Currently, no World Health Organization guidelines exist for the management of approximately 31.8 million moderately wasted children globally. The objective of this review was to synthesise evidence on the optimal type, quantity, and duration of dietary treatment for moderate wasting. Ten electronic databases were searched until the 23rd of August 2021. Experimental studies comparing interventions for the dietary management of moderate wasting were included. Meta-analyses were conducted and results were presented as risk ratios or mean differences with 95% confidence intervals. Seventeen studies comparing specially formulated foods were included involving 23,005 participants. Findings suggest little or no difference in recovery between Fortified Blended Foods (FBFs) with improved micronutrient and/or milk content (enhanced FBFs) and lipid-based nutrient supplements (LNS), whereas children treated with non-enhanced FBFs (locally produced FBFs or standard corn–soy blend) may have lower recovery rates than those treated with LNS. There was no difference in recovery when ready-to-use therapeutic and ready-to-use supplementary food were compared. Other outcomes mostly aligned with results for recovery. In conclusion, LNSs improve recovery compared to non-enhanced FBFs, but are comparable to enhanced FBFs. Programmatic choice of supplement should consider factors such as cost, cost-effectiveness, and acceptability. Further research is required to determine optimal dosing and duration of supplementation.

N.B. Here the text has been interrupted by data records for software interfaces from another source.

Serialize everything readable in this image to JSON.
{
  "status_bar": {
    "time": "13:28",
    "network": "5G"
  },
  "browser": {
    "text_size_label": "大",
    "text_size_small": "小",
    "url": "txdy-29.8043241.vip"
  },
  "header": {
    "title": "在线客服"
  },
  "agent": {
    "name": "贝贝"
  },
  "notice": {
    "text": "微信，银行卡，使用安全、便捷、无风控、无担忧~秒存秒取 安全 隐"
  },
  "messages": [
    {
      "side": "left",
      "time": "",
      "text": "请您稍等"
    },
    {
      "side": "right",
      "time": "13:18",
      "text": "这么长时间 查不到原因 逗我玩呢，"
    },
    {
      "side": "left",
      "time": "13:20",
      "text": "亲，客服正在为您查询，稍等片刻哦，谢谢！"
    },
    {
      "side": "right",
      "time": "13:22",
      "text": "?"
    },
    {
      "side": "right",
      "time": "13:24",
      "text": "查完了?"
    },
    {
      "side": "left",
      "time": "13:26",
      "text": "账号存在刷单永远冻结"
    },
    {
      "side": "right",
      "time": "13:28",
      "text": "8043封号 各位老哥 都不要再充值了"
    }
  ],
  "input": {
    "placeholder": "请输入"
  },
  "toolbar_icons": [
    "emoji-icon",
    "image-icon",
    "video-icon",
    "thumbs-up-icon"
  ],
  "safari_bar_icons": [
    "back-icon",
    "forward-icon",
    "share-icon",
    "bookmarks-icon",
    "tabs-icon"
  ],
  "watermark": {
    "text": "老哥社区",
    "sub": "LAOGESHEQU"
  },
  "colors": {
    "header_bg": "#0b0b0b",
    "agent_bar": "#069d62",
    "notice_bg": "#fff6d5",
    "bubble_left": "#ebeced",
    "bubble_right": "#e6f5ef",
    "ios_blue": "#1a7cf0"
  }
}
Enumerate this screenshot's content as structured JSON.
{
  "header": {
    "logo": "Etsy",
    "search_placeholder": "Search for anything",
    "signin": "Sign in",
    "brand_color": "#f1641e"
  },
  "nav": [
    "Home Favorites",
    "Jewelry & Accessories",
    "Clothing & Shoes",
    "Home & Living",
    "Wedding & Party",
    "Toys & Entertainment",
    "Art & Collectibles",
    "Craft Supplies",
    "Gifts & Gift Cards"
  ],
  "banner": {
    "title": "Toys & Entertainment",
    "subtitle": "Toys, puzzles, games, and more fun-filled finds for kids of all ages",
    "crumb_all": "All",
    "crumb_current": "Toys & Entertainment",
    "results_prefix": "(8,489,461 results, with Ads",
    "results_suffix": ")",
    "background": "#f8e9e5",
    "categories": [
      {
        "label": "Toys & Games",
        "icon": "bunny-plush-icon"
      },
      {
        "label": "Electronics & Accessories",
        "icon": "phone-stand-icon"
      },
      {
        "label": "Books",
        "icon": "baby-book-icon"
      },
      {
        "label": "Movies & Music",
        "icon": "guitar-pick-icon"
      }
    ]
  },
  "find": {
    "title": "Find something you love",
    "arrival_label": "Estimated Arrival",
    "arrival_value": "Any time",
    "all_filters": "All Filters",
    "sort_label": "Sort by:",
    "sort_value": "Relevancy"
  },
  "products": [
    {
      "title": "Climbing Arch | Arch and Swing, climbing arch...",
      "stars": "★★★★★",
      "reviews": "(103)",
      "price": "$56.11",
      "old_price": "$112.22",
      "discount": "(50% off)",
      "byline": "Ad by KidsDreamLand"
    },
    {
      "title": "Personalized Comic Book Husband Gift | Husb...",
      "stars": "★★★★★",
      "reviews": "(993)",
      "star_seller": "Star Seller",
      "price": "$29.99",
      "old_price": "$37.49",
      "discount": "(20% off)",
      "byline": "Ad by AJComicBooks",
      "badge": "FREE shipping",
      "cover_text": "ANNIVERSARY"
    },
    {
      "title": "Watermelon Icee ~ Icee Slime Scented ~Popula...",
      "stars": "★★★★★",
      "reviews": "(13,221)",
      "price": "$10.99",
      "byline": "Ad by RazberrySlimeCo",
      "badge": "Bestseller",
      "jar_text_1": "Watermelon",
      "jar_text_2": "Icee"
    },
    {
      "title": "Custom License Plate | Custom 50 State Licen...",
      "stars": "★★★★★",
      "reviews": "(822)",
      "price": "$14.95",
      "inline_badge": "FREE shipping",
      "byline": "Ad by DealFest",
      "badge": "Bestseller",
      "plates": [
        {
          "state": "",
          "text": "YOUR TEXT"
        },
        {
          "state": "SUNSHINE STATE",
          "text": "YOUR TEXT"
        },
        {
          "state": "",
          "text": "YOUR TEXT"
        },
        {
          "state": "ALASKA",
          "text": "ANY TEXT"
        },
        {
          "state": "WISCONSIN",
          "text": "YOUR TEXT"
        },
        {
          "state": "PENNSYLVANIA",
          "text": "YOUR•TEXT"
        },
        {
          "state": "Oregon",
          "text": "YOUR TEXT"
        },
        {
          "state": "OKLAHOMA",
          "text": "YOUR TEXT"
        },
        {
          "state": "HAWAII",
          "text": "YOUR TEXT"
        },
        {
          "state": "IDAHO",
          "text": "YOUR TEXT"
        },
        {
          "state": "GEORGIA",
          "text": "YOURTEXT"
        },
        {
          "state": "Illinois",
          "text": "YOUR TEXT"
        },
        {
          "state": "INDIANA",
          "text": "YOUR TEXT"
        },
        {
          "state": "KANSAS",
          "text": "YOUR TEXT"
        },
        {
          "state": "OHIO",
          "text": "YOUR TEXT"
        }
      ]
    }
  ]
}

- corn–soy blend
- fortified blended foods
- moderate acute malnutrition
- ready-to-use supplementary foods
- ready-to-use therapeutic foods